Web page and app entries:

————————

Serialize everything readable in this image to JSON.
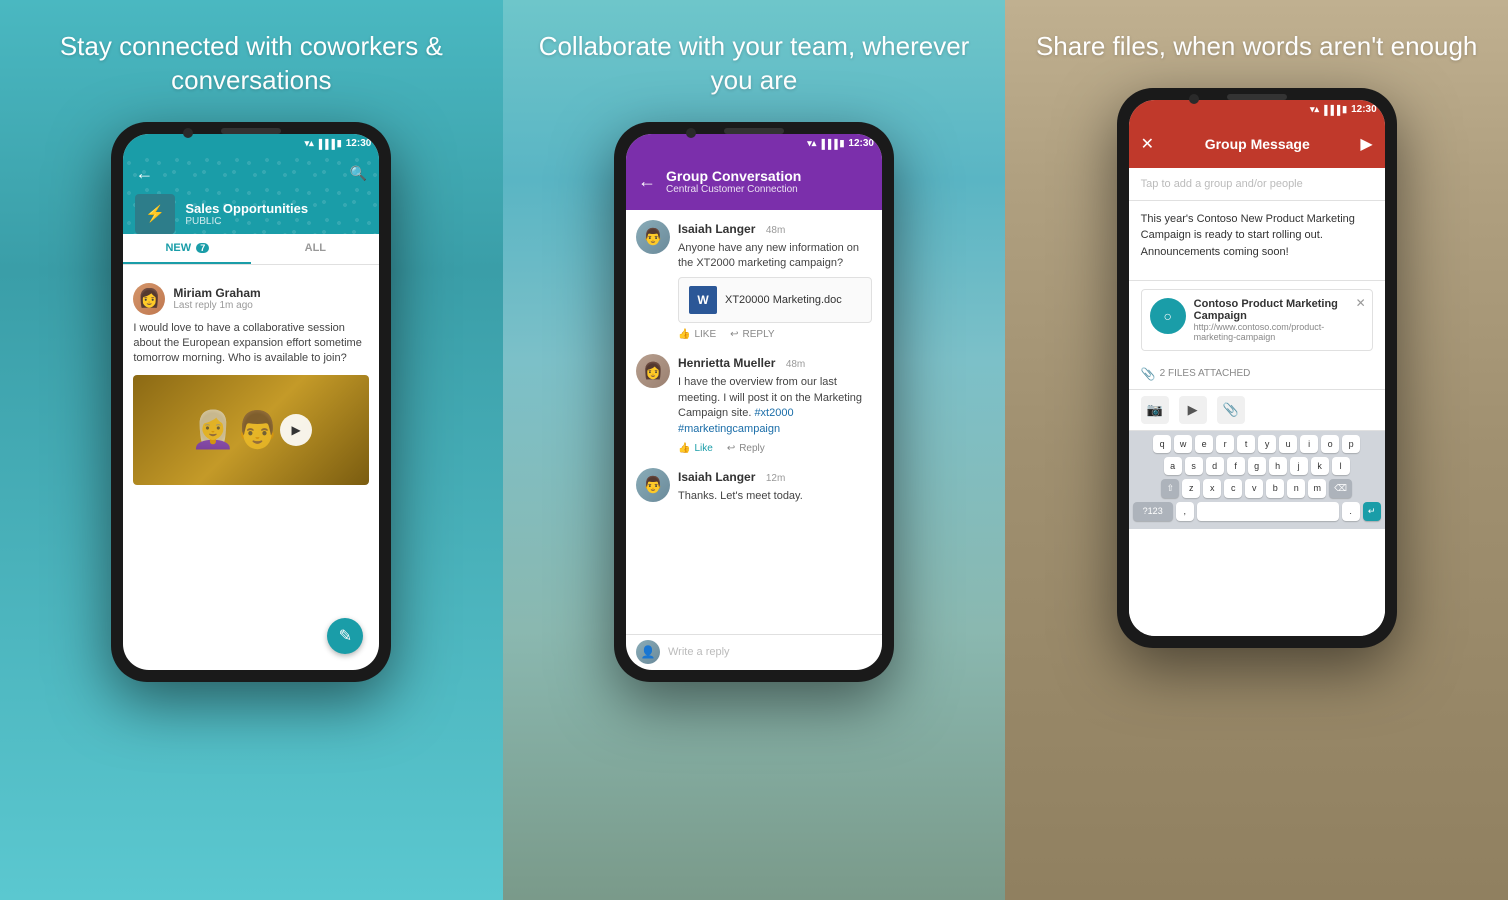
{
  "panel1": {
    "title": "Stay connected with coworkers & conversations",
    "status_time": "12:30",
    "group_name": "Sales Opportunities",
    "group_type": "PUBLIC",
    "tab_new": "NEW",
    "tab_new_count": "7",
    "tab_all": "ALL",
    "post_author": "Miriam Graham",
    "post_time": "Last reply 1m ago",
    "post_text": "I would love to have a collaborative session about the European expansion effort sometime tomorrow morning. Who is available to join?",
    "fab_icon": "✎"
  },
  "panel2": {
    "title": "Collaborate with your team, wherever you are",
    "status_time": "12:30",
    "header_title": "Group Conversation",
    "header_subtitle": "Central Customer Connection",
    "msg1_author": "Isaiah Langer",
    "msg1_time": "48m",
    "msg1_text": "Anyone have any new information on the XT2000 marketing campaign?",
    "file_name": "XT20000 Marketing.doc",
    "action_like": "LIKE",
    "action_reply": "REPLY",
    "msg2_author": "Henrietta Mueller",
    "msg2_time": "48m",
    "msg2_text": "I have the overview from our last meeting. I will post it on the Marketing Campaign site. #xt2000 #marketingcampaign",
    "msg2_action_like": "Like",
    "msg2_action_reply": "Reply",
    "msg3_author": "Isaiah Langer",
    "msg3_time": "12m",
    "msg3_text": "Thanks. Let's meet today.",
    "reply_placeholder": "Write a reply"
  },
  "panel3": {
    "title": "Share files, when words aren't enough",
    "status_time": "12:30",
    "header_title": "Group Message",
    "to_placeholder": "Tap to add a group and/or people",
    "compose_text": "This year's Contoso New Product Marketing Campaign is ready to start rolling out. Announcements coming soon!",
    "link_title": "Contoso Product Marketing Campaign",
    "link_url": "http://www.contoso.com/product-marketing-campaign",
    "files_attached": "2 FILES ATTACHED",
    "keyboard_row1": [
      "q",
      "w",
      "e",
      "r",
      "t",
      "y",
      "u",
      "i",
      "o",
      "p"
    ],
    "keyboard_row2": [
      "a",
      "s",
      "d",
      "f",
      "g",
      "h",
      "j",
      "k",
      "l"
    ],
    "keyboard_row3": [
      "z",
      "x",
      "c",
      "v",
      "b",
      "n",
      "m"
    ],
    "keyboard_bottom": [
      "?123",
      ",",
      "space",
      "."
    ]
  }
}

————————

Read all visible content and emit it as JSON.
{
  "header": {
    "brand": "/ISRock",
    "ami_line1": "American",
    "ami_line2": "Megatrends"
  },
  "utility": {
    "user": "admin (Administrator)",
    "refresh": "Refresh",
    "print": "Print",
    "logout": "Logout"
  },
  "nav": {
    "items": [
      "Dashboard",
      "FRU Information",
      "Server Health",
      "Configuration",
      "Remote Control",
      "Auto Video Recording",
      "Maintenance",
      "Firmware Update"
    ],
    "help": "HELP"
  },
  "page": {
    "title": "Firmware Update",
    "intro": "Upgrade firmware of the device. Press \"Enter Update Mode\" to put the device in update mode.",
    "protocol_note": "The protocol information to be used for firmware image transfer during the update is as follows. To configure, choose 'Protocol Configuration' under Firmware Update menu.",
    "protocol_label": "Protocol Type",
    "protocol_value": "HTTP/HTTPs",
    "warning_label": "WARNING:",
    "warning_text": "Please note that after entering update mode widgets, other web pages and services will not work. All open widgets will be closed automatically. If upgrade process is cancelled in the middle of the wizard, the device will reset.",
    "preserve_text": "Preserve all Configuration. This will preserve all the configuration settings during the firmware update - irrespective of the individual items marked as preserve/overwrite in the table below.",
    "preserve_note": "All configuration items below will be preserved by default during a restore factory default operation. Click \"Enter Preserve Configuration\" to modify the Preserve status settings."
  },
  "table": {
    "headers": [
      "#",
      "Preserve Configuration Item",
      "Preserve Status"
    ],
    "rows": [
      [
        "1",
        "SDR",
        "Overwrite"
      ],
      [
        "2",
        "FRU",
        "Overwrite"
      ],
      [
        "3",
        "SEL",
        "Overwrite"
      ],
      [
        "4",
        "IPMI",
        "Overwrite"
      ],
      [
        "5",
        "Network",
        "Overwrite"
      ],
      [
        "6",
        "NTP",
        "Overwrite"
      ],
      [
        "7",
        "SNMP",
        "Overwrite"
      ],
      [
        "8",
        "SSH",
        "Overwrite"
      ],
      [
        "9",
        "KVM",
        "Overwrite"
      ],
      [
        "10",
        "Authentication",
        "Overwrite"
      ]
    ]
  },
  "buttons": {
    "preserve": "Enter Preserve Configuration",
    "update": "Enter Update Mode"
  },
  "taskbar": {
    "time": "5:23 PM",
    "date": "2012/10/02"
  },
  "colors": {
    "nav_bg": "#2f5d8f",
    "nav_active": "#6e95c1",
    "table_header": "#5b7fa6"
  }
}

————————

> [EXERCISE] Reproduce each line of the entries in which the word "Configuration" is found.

> [RESPONSE TO THE TASK]
      "Configuration",
    "protocol_note": "The protocol information to be used for firmware image transfer during the update is as follows. To configure, choose 'Protocol Configuration' under Firmware Update menu.",
    "preserve_text": "Preserve all Configuration. This will preserve all the configuration settings during the firmware update - irrespective of the individual items marked as preserve/overwrite in the table below.",
    "preserve_note": "All configuration items below will be preserved by default during a restore factory default operation. Click \"Enter Preserve Configuration\" to modify the Preserve status settings."
      "Preserve Configuration Item",
    "preserve": "Enter Preserve Configuration",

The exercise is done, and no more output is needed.